_Problem to solve:_
Look through the data below and show every line that includes "label".

Records from a collection
################

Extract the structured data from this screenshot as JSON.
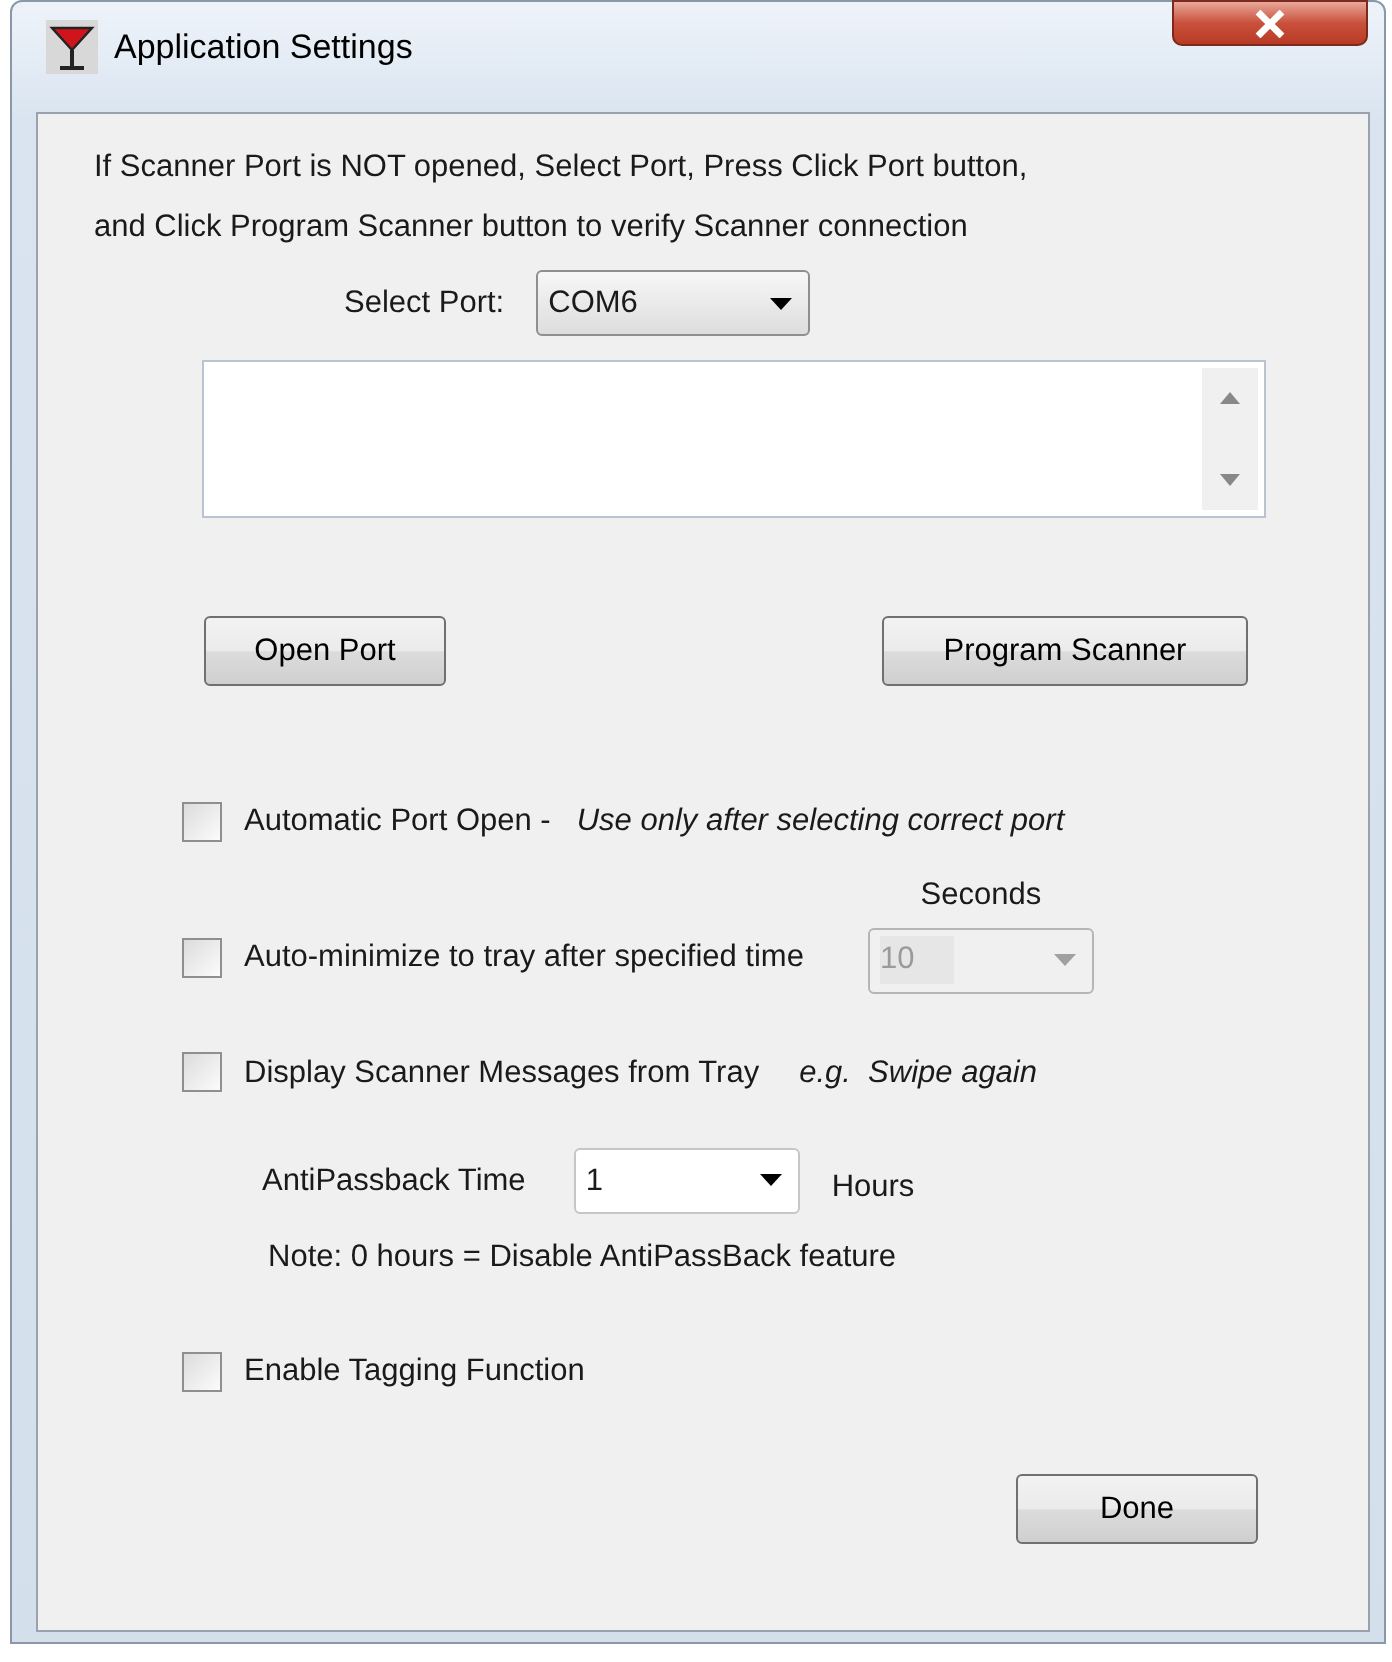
{
  "window": {
    "title": "Application Settings"
  },
  "instruction_lines": [
    "If Scanner Port is NOT opened, Select Port, Press Click Port button,",
    "and Click Program Scanner button to verify Scanner connection"
  ],
  "port": {
    "label": "Select Port:",
    "value": "COM6"
  },
  "buttons": [
    {
      "label": "Open Port"
    },
    {
      "label": "Program Scanner"
    }
  ],
  "options": [
    {
      "label": "Automatic Port Open -",
      "hint": "Use only after selecting correct port",
      "checked": false
    },
    {
      "label": "Auto-minimize to tray after specified time",
      "checked": false,
      "seconds": {
        "label": "Seconds",
        "value": "10",
        "disabled": true
      }
    },
    {
      "label": "Display Scanner Messages from Tray",
      "hint": "e.g.  Swipe again",
      "checked": false
    }
  ],
  "antipassback": {
    "label": "AntiPassback Time",
    "value": "1",
    "unit": "Hours",
    "note": "Note: 0 hours = Disable AntiPassBack feature"
  },
  "tagging": {
    "label": "Enable Tagging Function",
    "checked": false
  },
  "done_button": {
    "label": "Done"
  }
}
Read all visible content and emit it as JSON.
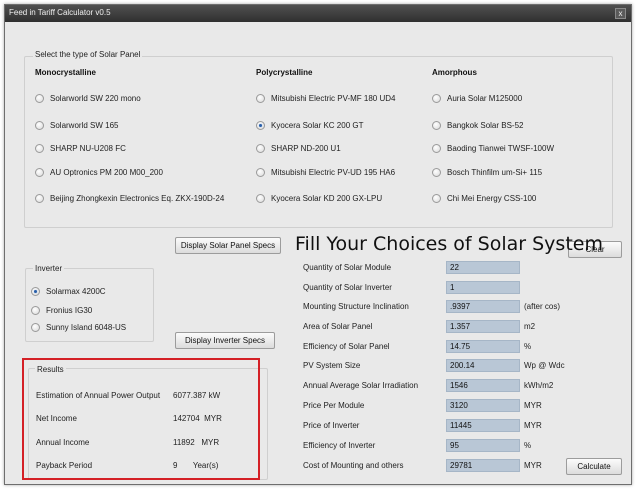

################

_Final answer:_
    "label": "Select Port:",
      "label": "Open Port"
      "label": "Program Scanner"
      "label": "Automatic Port Open -",
      "label": "Auto-minimize to tray after specified time",
        "label": "Seconds",
      "label": "Display Scanner Messages from Tray",
    "label": "AntiPassback Time",
    "label": "Enable Tagging Function",
    "label": "Done"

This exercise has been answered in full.